Dataset rows describing interfaces:

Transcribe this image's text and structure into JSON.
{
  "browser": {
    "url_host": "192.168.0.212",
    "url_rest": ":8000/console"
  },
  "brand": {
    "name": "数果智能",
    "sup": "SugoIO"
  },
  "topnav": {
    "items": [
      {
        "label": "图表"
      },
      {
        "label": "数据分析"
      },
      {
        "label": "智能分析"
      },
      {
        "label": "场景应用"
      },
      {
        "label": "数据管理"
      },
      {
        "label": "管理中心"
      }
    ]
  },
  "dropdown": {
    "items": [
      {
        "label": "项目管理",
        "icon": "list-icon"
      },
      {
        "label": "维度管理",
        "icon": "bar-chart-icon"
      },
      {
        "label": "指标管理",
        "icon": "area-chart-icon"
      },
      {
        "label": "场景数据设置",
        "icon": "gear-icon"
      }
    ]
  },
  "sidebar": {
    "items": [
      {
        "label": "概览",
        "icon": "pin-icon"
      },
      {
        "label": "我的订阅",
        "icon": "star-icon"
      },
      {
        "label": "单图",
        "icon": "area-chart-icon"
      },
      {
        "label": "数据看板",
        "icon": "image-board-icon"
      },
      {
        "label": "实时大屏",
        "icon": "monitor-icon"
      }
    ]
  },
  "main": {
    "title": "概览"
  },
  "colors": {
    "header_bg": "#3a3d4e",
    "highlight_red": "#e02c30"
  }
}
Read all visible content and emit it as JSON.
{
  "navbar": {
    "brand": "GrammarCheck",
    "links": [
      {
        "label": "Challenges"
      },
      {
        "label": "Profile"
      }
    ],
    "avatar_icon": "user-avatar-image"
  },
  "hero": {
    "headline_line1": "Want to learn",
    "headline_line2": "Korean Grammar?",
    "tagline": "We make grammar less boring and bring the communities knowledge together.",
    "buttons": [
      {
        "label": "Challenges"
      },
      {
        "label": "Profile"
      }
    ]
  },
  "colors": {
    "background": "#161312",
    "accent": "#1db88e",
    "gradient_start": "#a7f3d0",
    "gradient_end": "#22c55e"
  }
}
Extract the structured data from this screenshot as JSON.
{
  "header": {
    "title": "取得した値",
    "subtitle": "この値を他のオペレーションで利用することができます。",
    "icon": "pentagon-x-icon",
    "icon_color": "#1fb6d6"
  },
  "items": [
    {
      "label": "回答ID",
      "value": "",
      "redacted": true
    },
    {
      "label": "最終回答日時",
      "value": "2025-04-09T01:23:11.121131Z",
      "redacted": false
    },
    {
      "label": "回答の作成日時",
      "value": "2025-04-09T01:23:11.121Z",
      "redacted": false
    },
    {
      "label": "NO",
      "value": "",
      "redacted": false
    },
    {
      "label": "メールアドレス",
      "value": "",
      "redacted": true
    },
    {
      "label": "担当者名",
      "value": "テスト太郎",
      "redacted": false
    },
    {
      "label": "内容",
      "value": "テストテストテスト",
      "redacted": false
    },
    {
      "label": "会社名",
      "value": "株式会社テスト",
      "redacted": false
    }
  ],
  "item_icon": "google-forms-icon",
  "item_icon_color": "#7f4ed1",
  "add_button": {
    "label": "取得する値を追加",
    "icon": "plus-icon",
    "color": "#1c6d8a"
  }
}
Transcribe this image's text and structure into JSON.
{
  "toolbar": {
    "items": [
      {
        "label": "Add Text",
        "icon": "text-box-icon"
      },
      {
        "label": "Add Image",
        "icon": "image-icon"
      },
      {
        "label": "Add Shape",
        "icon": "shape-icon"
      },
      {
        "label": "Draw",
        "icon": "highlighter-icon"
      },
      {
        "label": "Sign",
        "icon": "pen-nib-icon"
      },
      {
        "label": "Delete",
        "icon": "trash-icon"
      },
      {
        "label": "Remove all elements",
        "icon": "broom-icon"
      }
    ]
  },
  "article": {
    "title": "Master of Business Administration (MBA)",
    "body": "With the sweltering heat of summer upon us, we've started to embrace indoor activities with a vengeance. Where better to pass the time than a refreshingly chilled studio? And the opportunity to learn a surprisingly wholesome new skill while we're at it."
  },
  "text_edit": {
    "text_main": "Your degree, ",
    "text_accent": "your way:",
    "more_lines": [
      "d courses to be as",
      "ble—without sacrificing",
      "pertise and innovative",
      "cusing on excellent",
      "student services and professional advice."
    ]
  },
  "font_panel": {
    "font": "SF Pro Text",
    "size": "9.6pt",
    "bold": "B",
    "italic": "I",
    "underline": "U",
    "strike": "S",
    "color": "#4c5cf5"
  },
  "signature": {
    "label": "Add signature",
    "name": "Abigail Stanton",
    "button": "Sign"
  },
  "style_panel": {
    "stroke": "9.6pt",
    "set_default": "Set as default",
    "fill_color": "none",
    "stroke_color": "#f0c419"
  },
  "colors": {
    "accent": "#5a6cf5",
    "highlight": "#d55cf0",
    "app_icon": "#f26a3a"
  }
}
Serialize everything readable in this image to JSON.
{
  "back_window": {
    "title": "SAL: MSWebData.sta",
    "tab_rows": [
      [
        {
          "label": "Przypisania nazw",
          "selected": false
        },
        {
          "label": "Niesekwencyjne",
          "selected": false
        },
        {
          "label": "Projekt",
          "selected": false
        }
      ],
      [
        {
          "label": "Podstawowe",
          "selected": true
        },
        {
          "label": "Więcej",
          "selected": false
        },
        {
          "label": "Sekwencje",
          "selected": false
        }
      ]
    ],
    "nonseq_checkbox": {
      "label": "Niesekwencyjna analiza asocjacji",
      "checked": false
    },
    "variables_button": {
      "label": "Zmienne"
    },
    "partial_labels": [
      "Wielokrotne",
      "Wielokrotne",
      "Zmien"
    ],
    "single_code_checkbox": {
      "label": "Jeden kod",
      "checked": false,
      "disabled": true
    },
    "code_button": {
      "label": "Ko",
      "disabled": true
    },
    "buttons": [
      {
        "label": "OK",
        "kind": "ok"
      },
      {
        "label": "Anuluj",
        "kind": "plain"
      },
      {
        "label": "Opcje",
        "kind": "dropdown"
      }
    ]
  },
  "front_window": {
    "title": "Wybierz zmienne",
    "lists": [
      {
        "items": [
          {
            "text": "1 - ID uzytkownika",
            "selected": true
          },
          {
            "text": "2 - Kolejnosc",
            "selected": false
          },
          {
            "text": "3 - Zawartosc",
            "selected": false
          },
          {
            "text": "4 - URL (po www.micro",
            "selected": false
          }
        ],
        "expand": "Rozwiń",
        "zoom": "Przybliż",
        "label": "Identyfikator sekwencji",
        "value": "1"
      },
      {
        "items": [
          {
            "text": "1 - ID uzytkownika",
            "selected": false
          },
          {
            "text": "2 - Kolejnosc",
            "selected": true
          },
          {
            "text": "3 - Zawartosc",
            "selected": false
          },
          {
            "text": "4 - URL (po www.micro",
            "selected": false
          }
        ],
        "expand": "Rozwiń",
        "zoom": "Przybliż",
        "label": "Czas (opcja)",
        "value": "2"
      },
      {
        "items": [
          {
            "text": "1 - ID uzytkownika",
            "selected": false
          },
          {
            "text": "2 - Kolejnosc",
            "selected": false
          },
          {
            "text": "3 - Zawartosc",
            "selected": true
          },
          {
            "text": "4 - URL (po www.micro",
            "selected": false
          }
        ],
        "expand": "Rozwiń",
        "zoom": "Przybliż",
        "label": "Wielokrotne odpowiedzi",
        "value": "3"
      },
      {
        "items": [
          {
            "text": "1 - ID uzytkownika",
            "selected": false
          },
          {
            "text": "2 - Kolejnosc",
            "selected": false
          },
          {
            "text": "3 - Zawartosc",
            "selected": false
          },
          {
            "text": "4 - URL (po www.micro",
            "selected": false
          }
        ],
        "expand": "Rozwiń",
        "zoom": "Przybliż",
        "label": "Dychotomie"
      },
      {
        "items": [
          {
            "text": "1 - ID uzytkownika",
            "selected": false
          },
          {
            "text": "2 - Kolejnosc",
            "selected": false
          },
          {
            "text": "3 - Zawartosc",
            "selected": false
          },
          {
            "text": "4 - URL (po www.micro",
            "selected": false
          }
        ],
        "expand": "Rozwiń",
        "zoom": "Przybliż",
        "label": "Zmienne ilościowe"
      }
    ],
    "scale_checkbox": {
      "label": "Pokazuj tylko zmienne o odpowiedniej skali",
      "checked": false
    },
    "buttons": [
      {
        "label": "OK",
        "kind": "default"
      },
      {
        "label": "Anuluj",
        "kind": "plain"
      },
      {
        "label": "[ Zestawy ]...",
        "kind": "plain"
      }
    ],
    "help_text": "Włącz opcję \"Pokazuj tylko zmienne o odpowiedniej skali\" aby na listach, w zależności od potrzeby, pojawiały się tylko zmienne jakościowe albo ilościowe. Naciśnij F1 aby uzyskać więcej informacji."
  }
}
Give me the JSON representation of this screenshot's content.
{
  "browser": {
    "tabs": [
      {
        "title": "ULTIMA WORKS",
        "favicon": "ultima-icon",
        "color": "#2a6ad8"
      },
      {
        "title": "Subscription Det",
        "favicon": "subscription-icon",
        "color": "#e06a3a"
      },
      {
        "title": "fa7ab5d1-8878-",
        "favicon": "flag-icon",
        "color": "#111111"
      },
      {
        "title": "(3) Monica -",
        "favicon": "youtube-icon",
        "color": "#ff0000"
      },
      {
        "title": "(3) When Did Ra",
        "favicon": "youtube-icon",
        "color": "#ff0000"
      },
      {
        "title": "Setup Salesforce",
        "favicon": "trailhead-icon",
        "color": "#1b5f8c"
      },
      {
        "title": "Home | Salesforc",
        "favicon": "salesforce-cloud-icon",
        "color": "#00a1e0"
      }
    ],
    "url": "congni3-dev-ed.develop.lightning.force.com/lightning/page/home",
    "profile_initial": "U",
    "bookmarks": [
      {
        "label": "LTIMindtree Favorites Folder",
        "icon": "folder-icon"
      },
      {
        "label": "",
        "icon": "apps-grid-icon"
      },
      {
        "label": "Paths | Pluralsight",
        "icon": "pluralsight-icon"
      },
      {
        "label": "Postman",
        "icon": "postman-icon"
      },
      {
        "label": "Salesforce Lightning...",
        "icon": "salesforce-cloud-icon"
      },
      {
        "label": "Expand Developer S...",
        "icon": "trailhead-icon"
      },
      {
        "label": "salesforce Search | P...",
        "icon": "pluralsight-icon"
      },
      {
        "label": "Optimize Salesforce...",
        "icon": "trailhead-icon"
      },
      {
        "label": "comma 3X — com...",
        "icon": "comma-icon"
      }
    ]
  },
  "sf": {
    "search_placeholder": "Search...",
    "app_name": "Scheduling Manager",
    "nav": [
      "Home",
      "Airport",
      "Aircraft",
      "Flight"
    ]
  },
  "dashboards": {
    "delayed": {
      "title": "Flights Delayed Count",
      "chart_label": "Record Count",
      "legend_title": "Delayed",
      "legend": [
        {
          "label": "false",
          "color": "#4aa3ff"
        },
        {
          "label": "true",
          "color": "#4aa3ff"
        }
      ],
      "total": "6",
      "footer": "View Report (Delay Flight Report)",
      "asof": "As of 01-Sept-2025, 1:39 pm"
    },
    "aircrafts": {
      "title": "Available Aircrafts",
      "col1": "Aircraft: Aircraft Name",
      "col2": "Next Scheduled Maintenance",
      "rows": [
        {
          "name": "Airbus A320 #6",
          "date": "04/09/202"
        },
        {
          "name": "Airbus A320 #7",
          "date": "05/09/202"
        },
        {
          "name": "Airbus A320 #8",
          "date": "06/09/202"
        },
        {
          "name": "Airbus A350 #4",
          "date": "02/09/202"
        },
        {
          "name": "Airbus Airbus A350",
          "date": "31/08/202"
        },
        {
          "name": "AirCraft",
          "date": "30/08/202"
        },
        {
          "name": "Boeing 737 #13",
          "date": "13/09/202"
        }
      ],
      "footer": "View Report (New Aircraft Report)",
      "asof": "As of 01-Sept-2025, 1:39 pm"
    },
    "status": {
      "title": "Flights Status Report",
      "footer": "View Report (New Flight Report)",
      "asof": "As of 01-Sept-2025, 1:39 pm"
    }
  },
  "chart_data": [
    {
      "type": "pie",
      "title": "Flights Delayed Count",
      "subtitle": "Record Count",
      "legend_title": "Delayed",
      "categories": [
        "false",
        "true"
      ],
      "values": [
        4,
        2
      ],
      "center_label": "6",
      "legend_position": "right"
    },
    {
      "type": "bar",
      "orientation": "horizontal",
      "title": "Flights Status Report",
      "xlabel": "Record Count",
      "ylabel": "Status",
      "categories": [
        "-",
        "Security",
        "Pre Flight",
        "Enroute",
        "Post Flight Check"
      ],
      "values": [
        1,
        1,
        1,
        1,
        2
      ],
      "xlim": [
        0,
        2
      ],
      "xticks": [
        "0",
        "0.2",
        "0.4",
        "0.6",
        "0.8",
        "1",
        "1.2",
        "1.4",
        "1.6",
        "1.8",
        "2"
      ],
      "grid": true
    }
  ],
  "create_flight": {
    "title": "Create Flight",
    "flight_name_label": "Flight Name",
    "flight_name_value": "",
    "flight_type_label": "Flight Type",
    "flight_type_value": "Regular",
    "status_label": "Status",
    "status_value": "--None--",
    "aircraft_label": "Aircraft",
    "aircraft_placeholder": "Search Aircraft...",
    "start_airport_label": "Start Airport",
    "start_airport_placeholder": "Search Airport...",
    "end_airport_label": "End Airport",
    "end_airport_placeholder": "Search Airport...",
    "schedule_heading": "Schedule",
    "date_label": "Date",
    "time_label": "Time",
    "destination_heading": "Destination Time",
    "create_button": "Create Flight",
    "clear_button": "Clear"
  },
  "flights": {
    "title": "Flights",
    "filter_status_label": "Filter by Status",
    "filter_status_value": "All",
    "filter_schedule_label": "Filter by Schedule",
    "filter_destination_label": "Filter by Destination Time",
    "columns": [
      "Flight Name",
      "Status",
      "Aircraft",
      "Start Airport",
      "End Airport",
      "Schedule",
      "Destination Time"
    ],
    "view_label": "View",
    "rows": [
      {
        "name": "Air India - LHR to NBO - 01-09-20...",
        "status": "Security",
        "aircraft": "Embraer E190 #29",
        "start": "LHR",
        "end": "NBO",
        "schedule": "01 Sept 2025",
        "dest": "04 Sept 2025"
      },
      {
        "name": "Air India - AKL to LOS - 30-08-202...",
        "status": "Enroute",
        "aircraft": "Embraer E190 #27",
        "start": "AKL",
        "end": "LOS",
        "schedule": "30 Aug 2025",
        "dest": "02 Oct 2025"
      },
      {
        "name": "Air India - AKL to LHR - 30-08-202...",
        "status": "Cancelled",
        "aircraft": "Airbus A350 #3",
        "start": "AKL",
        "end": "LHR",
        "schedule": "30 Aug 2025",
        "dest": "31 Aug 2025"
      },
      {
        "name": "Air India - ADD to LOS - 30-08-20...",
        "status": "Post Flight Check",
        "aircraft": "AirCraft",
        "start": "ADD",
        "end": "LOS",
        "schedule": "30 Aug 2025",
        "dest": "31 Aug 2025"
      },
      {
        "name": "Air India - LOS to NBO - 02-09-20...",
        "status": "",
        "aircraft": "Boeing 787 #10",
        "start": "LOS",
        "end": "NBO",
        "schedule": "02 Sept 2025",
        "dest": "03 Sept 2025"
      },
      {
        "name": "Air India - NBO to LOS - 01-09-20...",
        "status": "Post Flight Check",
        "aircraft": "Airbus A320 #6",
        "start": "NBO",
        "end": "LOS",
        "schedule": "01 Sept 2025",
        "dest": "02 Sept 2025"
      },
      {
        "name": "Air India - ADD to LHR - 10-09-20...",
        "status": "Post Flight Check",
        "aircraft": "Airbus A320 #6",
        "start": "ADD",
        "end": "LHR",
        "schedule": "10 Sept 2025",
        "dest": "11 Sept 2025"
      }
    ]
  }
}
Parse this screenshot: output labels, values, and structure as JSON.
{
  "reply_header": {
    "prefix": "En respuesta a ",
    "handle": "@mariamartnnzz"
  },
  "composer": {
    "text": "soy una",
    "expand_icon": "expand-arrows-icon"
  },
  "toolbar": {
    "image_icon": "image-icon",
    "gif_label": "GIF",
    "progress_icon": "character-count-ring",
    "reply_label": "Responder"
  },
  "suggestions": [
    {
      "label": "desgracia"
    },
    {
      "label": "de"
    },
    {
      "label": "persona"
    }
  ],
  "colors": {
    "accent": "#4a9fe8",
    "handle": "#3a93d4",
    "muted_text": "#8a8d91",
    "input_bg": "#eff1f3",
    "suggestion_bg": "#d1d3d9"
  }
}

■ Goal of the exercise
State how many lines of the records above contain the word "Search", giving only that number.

■ Expected answer
5